[Description of the task]:
Every line in the records below with the string "preview" needs to be copied out.
────────────────────────────────────────
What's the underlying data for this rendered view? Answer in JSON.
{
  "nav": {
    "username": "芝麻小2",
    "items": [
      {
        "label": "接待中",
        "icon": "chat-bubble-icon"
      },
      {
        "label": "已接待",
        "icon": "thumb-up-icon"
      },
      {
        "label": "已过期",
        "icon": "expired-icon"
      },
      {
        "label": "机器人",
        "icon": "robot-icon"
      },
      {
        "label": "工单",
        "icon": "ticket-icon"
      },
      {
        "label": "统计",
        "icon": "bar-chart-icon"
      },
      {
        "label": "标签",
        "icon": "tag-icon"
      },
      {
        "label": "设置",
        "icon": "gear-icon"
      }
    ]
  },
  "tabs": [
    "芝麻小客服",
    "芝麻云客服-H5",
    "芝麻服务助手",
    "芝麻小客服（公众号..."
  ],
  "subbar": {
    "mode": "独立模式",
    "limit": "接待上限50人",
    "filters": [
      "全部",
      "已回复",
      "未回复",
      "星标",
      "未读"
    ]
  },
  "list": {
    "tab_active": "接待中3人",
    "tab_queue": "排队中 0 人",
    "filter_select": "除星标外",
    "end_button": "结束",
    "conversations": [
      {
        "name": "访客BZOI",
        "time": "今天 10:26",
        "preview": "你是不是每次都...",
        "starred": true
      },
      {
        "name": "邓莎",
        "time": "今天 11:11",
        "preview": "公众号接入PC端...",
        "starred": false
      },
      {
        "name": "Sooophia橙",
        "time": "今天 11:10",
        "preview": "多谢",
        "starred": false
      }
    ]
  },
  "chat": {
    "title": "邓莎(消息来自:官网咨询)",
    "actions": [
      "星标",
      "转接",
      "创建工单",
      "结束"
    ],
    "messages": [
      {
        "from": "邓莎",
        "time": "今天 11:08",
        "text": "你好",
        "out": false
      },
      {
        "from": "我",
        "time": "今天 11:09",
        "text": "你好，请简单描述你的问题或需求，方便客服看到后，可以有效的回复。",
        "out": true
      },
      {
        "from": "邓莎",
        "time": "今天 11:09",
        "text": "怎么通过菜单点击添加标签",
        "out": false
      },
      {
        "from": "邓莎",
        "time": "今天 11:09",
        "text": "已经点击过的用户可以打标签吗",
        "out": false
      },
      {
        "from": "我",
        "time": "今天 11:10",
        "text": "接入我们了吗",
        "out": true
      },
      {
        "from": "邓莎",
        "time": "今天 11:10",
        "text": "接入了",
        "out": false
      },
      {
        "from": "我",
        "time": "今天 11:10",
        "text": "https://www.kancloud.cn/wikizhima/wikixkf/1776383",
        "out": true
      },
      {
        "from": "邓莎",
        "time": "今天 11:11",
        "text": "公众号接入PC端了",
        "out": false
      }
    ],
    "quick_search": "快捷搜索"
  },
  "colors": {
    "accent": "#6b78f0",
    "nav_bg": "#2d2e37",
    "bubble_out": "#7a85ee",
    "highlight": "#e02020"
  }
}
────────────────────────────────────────
[Exercise output]:
        "preview": "你是不是每次都...",
        "preview": "公众号接入PC端...",
        "preview": "多谢",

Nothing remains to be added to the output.